Biden Tries to Clarify Anti-MAGA Speech After Backlash

President Joe Biden appeared to walk back Thursday's statements criticizing former President Donald Trump and his supporters, saying that his speech was condemning the efforts to overturn a legitimate election rather than an attack on conservative voters.

Speaking to reporters on Friday, Biden said he wasn't referring to "any Trump supporter" when he spoke about the threats posed to American democracy the night before.

"I don't consider any Trump supporter to be a threat to the country," Biden said. "I do think anyone who calls for the use of violence, fails to condemn violence when it's used, refuses to acknowledge an election has been won, insists upon changing the way in which we rule and count votes, that is a threat to democracy."

The president's comments came less than 24 hours after he delivered a speech in Pennsylvania, criticizing the Republican Party for being "dominated, driven and intimidated by Donald Trump and the MAGA Republicans."

Biden MAGA Republicans Speech
President Joe Biden delivers a primetime speech at Independence National Historical Park on September 1, 2022 in Philadelphia, Pennsylvania. On Friday, Biden said, "I don't consider any Trump supporter to be a threat to the country." Alex Wong/Getty Images

"And that is a threat to this country," Biden said on Thursday.

Despite saying: "Not every Republican embraces their extreme ideology," Biden's remarks were heavily criticized by Trump loyalists, who compared the president to Nazi leader Adolf Hitler. Other social media users suspected that the imagery behind Biden during his speech played into the "Dark Brandon" memes.

On Friday, Biden told reporters that Americans who voted for Trump "weren't voting for attacking the Capitol," in reference to the January 6, 2021, riot in Washington D.C.

"They weren't voting for overruling an election.
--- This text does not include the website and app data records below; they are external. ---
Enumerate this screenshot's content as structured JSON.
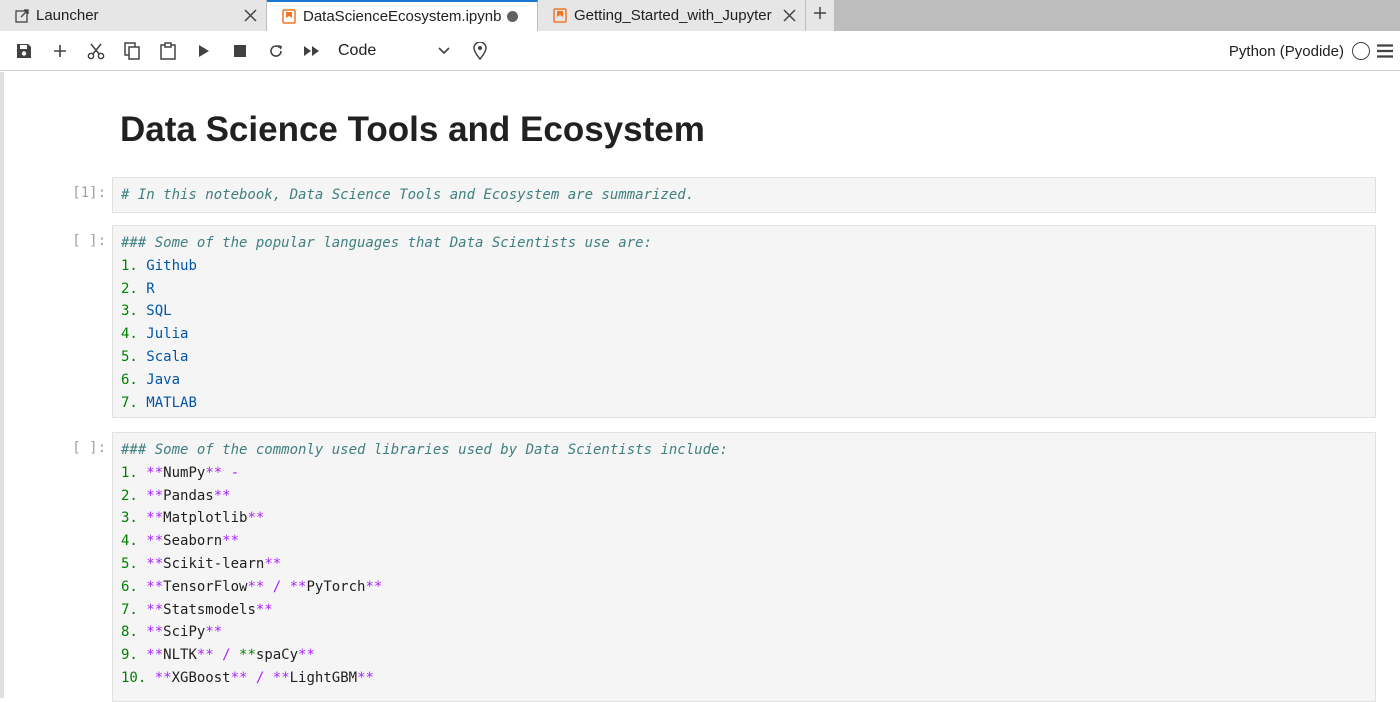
{
  "tabs": [
    {
      "label": "Launcher",
      "icon": "external-link-icon",
      "active": false,
      "closable": true
    },
    {
      "label": "DataScienceEcosystem.ipynb",
      "icon": "notebook-icon",
      "active": true,
      "dirty": true
    },
    {
      "label": "Getting_Started_with_Jupyter",
      "icon": "notebook-icon",
      "active": false,
      "closable": true
    }
  ],
  "toolbar": {
    "cell_type": "Code",
    "kernel_name": "Python (Pyodide)"
  },
  "notebook": {
    "heading": "Data Science Tools and Ecosystem",
    "cells": [
      {
        "prompt": "[1]:",
        "comment": "# In this notebook, Data Science Tools and Ecosystem are summarized."
      },
      {
        "prompt": "[ ]:",
        "comment": "### Some of the popular languages that Data Scientists use are:",
        "items": [
          {
            "num": "1.",
            "text": "Github"
          },
          {
            "num": "2.",
            "text": "R"
          },
          {
            "num": "3.",
            "text": "SQL"
          },
          {
            "num": "4.",
            "text": "Julia"
          },
          {
            "num": "5.",
            "text": "Scala"
          },
          {
            "num": "6.",
            "text": "Java"
          },
          {
            "num": "7.",
            "text": "MATLAB"
          }
        ]
      },
      {
        "prompt": "[ ]:",
        "comment": "### Some of the commonly used libraries used by Data Scientists include:",
        "items": [
          {
            "num": "1.",
            "a": "NumPy",
            "suffix": " -"
          },
          {
            "num": "2.",
            "a": "Pandas"
          },
          {
            "num": "3.",
            "a": "Matplotlib"
          },
          {
            "num": "4.",
            "a": "Seaborn"
          },
          {
            "num": "5.",
            "a": "Scikit-learn"
          },
          {
            "num": "6.",
            "a": "TensorFlow",
            "b": "PyTorch"
          },
          {
            "num": "7.",
            "a": "Statsmodels"
          },
          {
            "num": "8.",
            "a": "SciPy"
          },
          {
            "num": "9.",
            "a": "NLTK",
            "b": "spaCy"
          },
          {
            "num": "10.",
            "a": "XGBoost",
            "b": "LightGBM"
          }
        ]
      }
    ]
  },
  "colors": {
    "accent": "#1976d2",
    "notebook_tab_icon": "#f37626",
    "comment": "#408080",
    "number": "#008000",
    "variable": "#0055aa",
    "bold_marker": "#aa22ff"
  }
}
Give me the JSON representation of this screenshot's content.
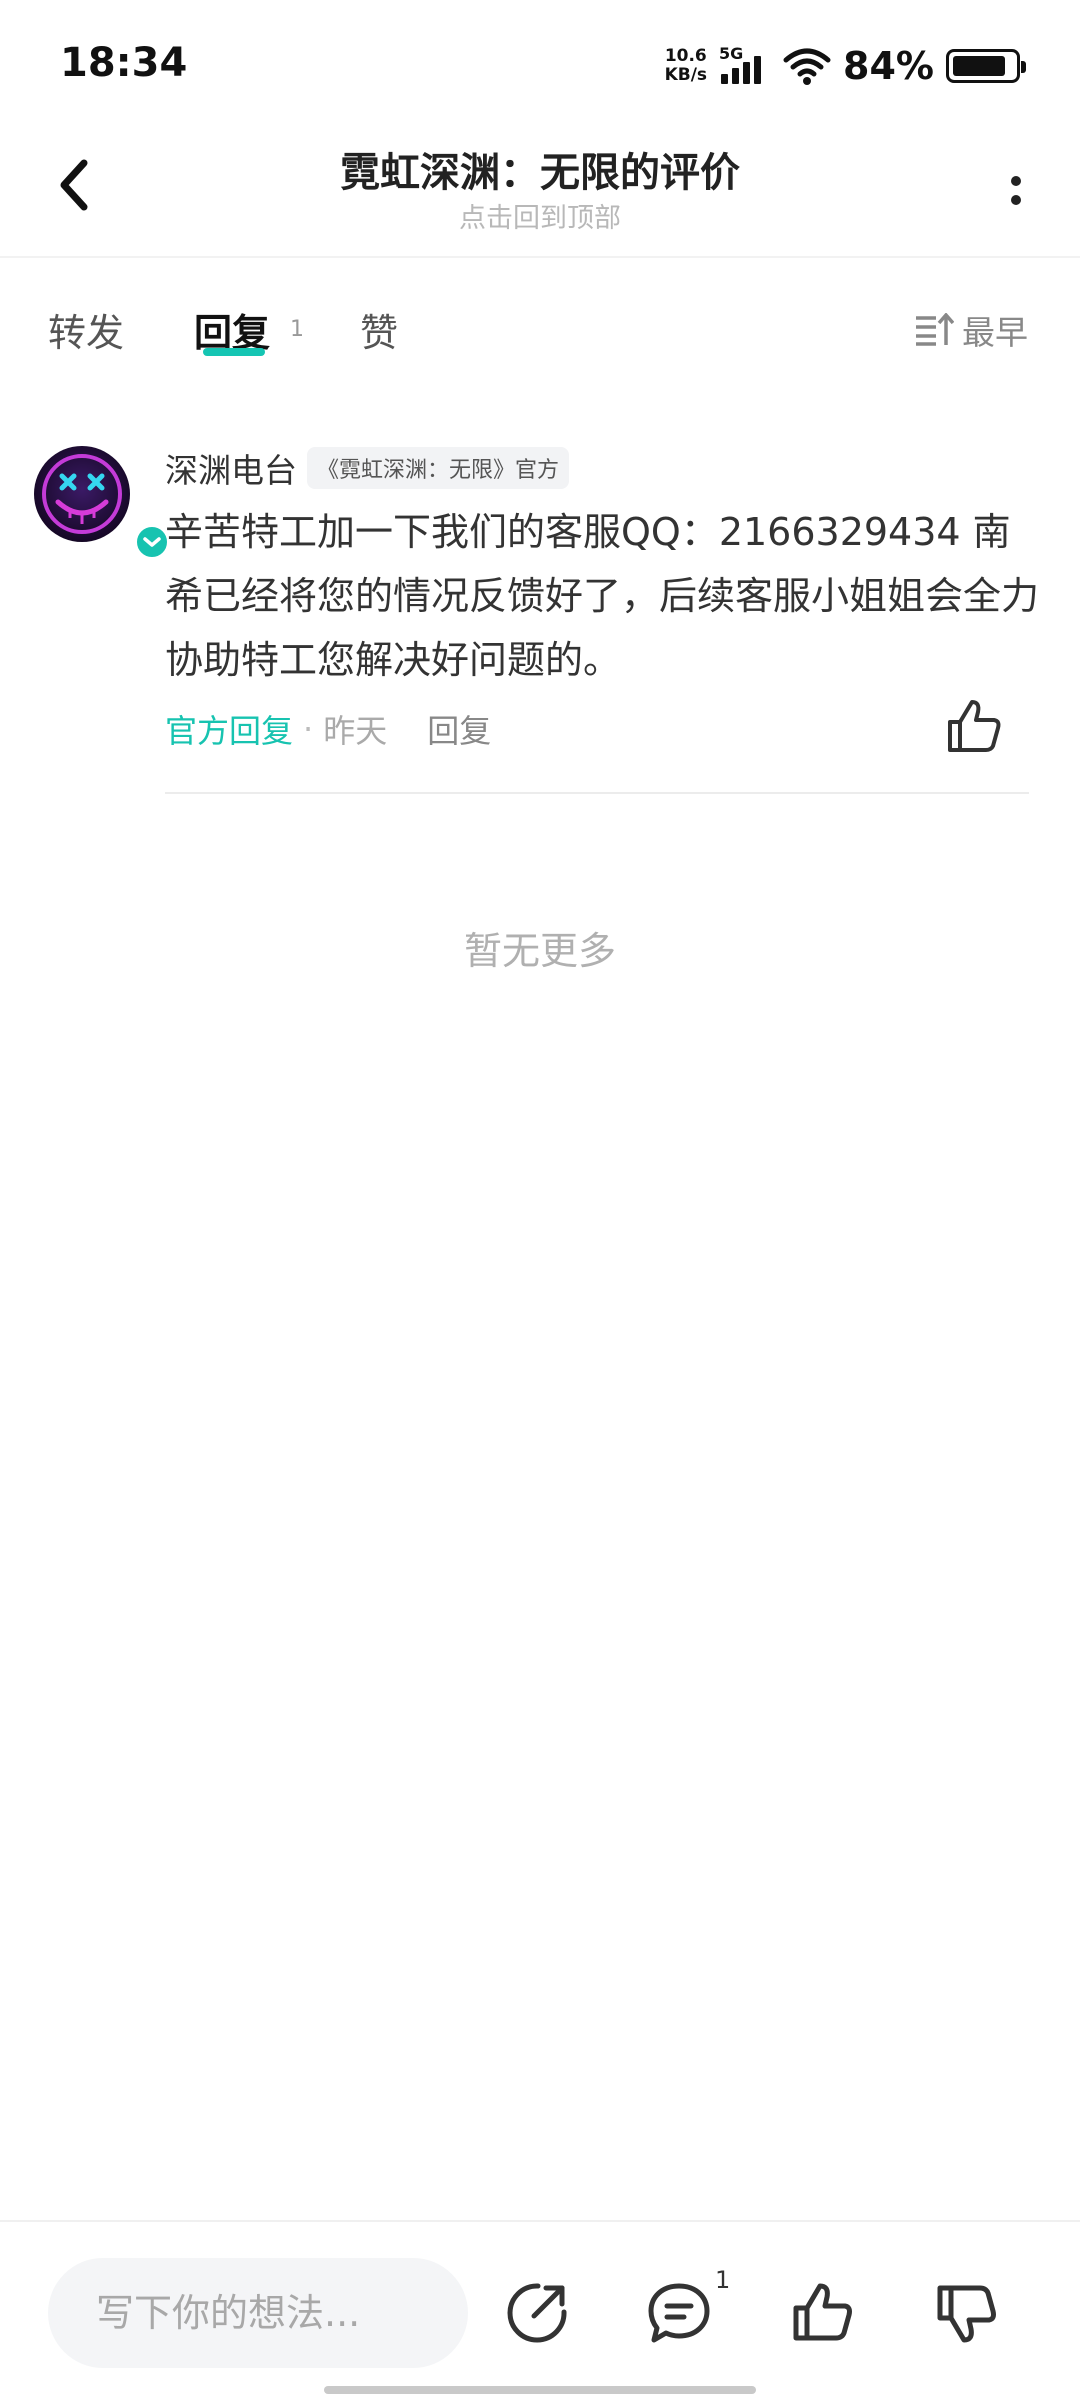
{
  "status_bar": {
    "time": "18:34",
    "net_speed_value": "10.6",
    "net_speed_unit": "KB/s",
    "network_type": "5G",
    "battery_percent": "84%"
  },
  "header": {
    "title": "霓虹深渊：无限的评价",
    "subtitle": "点击回到顶部"
  },
  "tabs": [
    {
      "label": "转发",
      "active": false
    },
    {
      "label": "回复",
      "count": "1",
      "active": true
    },
    {
      "label": "赞",
      "active": false
    }
  ],
  "sort": {
    "label": "最早"
  },
  "comment": {
    "author": "深渊电台",
    "author_tag": "《霓虹深渊：无限》官方",
    "text": "辛苦特工加一下我们的客服QQ：2166329434 南希已经将您的情况反馈好了，后续客服小姐姐会全力协助特工您解决好问题的。",
    "official_label": "官方回复",
    "dot": "·",
    "time": "昨天",
    "reply_label": "回复"
  },
  "empty_state": "暂无更多",
  "bottom_bar": {
    "input_placeholder": "写下你的想法...",
    "comments_count": "1"
  },
  "colors": {
    "accent": "#17c3b0",
    "text_primary": "#333333",
    "text_muted": "#aaaaaa"
  }
}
They were voting for a philosophy he put forward," Biden said, adding that what he was really trying to get at in his speech was "a failure to recognize and condemn violence whenever it's used for these purposes."

"Failure to condemn an attempt to manipulate electoral outcomes. Failure to acknowledge when elections are won or lost," he said.

More than a year and a half since the 2020 presidential election, Trump has continued to assert that the election was "stolen" and claimed that he was the "rightful winner." On Monday, he called for a "new election."

Biden's victory was certified by the Electoral College on January 6, 2021.

During Friday's press briefing, White House Press Secretary Karine Jean-Pierre said the administration did not consider Thursday's speech to be "political."

"Standing up for democracy is not political. Denouncing political violence is not political. Defending rights and freedom is not political," Jean-Pierre said. "Making clear that the challenges facing the nation is not political.

"We do not call any of that political. We see that as leadership and we see that as presidential."